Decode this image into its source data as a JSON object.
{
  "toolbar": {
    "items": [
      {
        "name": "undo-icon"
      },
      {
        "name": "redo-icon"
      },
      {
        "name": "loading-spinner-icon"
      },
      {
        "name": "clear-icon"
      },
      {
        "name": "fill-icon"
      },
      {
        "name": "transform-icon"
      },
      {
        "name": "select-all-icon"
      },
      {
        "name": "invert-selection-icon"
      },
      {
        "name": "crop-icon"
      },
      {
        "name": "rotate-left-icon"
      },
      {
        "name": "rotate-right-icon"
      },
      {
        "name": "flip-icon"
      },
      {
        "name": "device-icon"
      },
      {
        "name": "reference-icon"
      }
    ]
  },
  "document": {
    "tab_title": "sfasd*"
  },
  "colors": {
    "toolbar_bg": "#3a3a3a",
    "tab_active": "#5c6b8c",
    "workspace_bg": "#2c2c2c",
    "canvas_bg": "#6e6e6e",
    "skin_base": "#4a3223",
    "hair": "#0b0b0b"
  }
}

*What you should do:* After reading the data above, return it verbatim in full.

*Answer section:*
Decode this image into its source data as a JSON object.
{
  "toolbar": {
    "items": [
      {
        "name": "undo-icon"
      },
      {
        "name": "redo-icon"
      },
      {
        "name": "loading-spinner-icon"
      },
      {
        "name": "clear-icon"
      },
      {
        "name": "fill-icon"
      },
      {
        "name": "transform-icon"
      },
      {
        "name": "select-all-icon"
      },
      {
        "name": "invert-selection-icon"
      },
      {
        "name": "crop-icon"
      },
      {
        "name": "rotate-left-icon"
      },
      {
        "name": "rotate-right-icon"
      },
      {
        "name": "flip-icon"
      },
      {
        "name": "device-icon"
      },
      {
        "name": "reference-icon"
      }
    ]
  },
  "document": {
    "tab_title": "sfasd*"
  },
  "colors": {
    "toolbar_bg": "#3a3a3a",
    "tab_active": "#5c6b8c",
    "workspace_bg": "#2c2c2c",
    "canvas_bg": "#6e6e6e",
    "skin_base": "#4a3223",
    "hair": "#0b0b0b"
  }
}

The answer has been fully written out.